(Component data from apps and pages)
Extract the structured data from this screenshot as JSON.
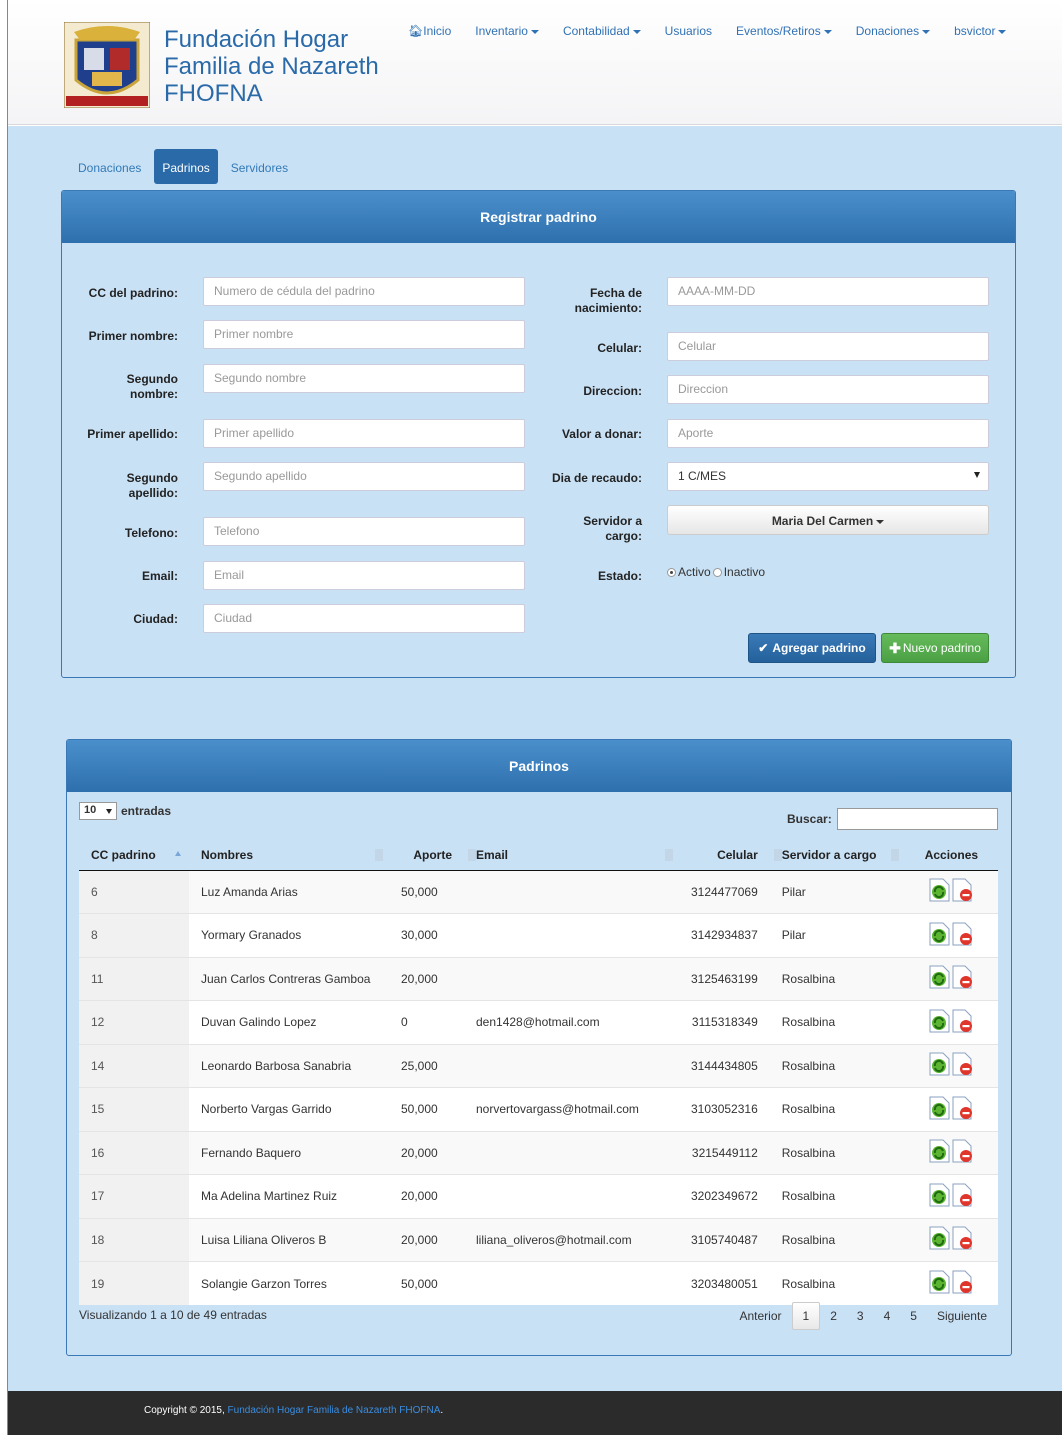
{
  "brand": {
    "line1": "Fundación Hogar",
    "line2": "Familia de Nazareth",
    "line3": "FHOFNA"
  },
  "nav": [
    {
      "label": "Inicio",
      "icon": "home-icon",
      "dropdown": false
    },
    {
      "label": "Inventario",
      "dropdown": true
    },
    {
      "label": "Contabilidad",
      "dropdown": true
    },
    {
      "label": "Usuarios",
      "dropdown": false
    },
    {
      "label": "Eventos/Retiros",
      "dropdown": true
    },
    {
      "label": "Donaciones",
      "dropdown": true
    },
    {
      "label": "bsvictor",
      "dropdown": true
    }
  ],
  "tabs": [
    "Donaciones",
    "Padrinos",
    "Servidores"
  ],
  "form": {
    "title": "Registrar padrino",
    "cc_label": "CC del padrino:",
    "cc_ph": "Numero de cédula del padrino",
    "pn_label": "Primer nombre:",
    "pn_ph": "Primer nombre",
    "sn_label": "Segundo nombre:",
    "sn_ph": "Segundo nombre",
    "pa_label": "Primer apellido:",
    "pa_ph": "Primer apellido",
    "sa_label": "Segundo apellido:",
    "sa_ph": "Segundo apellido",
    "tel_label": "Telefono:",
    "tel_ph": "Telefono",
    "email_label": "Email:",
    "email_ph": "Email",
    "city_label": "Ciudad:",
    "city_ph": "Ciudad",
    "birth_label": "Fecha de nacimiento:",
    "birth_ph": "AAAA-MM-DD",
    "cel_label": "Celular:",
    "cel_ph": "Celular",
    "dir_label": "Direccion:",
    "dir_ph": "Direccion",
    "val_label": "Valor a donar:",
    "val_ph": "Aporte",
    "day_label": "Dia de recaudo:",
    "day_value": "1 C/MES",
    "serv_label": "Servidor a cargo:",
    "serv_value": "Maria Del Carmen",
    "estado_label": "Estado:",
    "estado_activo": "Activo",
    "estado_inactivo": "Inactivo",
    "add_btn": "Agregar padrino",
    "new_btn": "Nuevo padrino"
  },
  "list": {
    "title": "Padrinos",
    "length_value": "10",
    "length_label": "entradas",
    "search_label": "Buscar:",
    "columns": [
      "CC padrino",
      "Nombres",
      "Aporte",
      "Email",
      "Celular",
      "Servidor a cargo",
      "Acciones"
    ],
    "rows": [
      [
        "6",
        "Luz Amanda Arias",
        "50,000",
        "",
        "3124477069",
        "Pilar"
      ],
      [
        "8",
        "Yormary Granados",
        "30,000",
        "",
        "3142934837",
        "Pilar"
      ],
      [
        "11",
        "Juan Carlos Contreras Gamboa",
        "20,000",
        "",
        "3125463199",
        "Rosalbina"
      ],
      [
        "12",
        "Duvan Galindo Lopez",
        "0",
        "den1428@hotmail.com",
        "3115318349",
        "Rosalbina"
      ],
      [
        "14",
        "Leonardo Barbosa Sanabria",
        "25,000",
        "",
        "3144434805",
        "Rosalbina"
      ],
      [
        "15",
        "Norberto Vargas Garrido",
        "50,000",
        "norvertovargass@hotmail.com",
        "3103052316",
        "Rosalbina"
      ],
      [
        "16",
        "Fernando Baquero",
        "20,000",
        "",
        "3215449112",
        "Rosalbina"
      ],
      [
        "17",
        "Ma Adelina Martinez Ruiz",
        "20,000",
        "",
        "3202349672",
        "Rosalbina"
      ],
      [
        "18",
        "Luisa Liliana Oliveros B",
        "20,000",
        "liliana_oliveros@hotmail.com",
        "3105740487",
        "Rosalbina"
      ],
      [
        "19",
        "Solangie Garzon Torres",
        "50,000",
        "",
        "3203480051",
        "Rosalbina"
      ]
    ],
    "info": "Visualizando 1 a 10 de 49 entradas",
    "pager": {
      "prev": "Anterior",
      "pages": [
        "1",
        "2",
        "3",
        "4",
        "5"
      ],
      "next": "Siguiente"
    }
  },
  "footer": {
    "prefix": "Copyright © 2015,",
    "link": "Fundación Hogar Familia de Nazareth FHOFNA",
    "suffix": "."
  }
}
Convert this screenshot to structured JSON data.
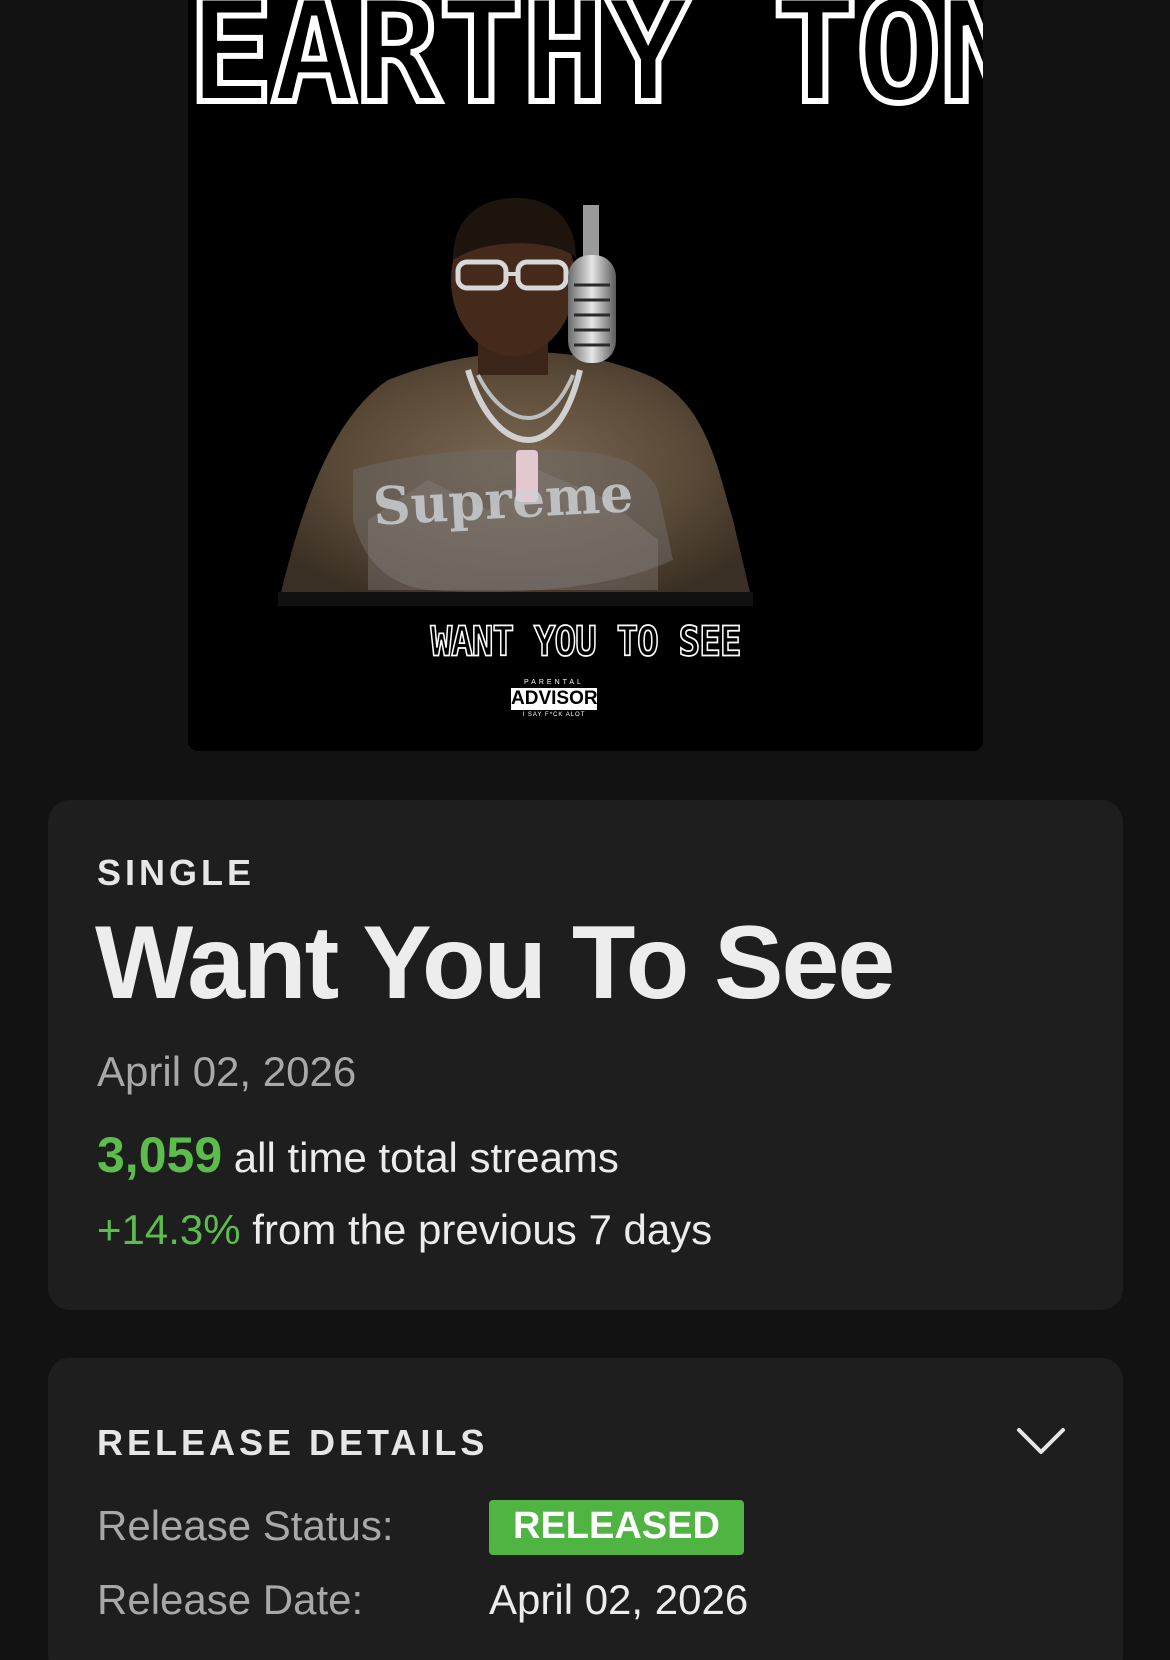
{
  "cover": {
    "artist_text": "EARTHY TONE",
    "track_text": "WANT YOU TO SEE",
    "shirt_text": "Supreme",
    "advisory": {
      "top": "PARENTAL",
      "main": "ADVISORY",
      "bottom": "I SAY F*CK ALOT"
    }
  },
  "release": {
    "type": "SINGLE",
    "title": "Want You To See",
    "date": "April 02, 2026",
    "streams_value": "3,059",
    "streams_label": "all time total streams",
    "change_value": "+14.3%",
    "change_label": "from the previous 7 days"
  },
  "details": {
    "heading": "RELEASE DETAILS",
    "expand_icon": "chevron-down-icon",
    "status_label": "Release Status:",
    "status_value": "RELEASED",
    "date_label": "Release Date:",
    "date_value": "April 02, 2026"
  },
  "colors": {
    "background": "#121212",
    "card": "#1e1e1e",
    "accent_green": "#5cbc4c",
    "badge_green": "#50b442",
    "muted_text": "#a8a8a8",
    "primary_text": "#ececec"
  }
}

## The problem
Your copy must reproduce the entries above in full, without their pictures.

## Problem solution
Extract the structured data from this screenshot as JSON.
{
  "brand": {
    "line1": "Fundación Hogar",
    "line2": "Familia de Nazareth",
    "line3": "FHOFNA"
  },
  "nav": [
    {
      "label": "Inicio",
      "icon": "home-icon",
      "dropdown": false
    },
    {
      "label": "Inventario",
      "dropdown": true
    },
    {
      "label": "Contabilidad",
      "dropdown": true
    },
    {
      "label": "Usuarios",
      "dropdown": false
    },
    {
      "label": "Eventos/Retiros",
      "dropdown": true
    },
    {
      "label": "Donaciones",
      "dropdown": true
    },
    {
      "label": "bsvictor",
      "dropdown": true
    }
  ],
  "tabs": [
    "Donaciones",
    "Padrinos",
    "Servidores"
  ],
  "form": {
    "title": "Registrar padrino",
    "cc_label": "CC del padrino:",
    "cc_ph": "Numero de cédula del padrino",
    "pn_label": "Primer nombre:",
    "pn_ph": "Primer nombre",
    "sn_label": "Segundo nombre:",
    "sn_ph": "Segundo nombre",
    "pa_label": "Primer apellido:",
    "pa_ph": "Primer apellido",
    "sa_label": "Segundo apellido:",
    "sa_ph": "Segundo apellido",
    "tel_label": "Telefono:",
    "tel_ph": "Telefono",
    "email_label": "Email:",
    "email_ph": "Email",
    "city_label": "Ciudad:",
    "city_ph": "Ciudad",
    "birth_label": "Fecha de nacimiento:",
    "birth_ph": "AAAA-MM-DD",
    "cel_label": "Celular:",
    "cel_ph": "Celular",
    "dir_label": "Direccion:",
    "dir_ph": "Direccion",
    "val_label": "Valor a donar:",
    "val_ph": "Aporte",
    "day_label": "Dia de recaudo:",
    "day_value": "1 C/MES",
    "serv_label": "Servidor a cargo:",
    "serv_value": "Maria Del Carmen",
    "estado_label": "Estado:",
    "estado_activo": "Activo",
    "estado_inactivo": "Inactivo",
    "add_btn": "Agregar padrino",
    "new_btn": "Nuevo padrino"
  },
  "list": {
    "title": "Padrinos",
    "length_value": "10",
    "length_label": "entradas",
    "search_label": "Buscar:",
    "columns": [
      "CC padrino",
      "Nombres",
      "Aporte",
      "Email",
      "Celular",
      "Servidor a cargo",
      "Acciones"
    ],
    "rows": [
      [
        "6",
        "Luz Amanda Arias",
        "50,000",
        "",
        "3124477069",
        "Pilar"
      ],
      [
        "8",
        "Yormary Granados",
        "30,000",
        "",
        "3142934837",
        "Pilar"
      ],
      [
        "11",
        "Juan Carlos Contreras Gamboa",
        "20,000",
        "",
        "3125463199",
        "Rosalbina"
      ],
      [
        "12",
        "Duvan Galindo Lopez",
        "0",
        "den1428@hotmail.com",
        "3115318349",
        "Rosalbina"
      ],
      [
        "14",
        "Leonardo Barbosa Sanabria",
        "25,000",
        "",
        "3144434805",
        "Rosalbina"
      ],
      [
        "15",
        "Norberto Vargas Garrido",
        "50,000",
        "norvertovargass@hotmail.com",
        "3103052316",
        "Rosalbina"
      ],
      [
        "16",
        "Fernando Baquero",
        "20,000",
        "",
        "3215449112",
        "Rosalbina"
      ],
      [
        "17",
        "Ma Adelina Martinez Ruiz",
        "20,000",
        "",
        "3202349672",
        "Rosalbina"
      ],
      [
        "18",
        "Luisa Liliana Oliveros B",
        "20,000",
        "liliana_oliveros@hotmail.com",
        "3105740487",
        "Rosalbina"
      ],
      [
        "19",
        "Solangie Garzon Torres",
        "50,000",
        "",
        "3203480051",
        "Rosalbina"
      ]
    ],
    "info": "Visualizando 1 a 10 de 49 entradas",
    "pager": {
      "prev": "Anterior",
      "pages": [
        "1",
        "2",
        "3",
        "4",
        "5"
      ],
      "next": "Siguiente"
    }
  },
  "footer": {
    "prefix": "Copyright © 2015,",
    "link": "Fundación Hogar Familia de Nazareth FHOFNA",
    "suffix": "."
  }
}
Convert this screenshot to structured JSON data.
{
  "cover": {
    "artist_text": "EARTHY TONE",
    "track_text": "WANT YOU TO SEE",
    "shirt_text": "Supreme",
    "advisory": {
      "top": "PARENTAL",
      "main": "ADVISORY",
      "bottom": "I SAY F*CK ALOT"
    }
  },
  "release": {
    "type": "SINGLE",
    "title": "Want You To See",
    "date": "April 02, 2026",
    "streams_value": "3,059",
    "streams_label": "all time total streams",
    "change_value": "+14.3%",
    "change_label": "from the previous 7 days"
  },
  "details": {
    "heading": "RELEASE DETAILS",
    "expand_icon": "chevron-down-icon",
    "status_label": "Release Status:",
    "status_value": "RELEASED",
    "date_label": "Release Date:",
    "date_value": "April 02, 2026"
  },
  "colors": {
    "background": "#121212",
    "card": "#1e1e1e",
    "accent_green": "#5cbc4c",
    "badge_green": "#50b442",
    "muted_text": "#a8a8a8",
    "primary_text": "#ececec"
  }
}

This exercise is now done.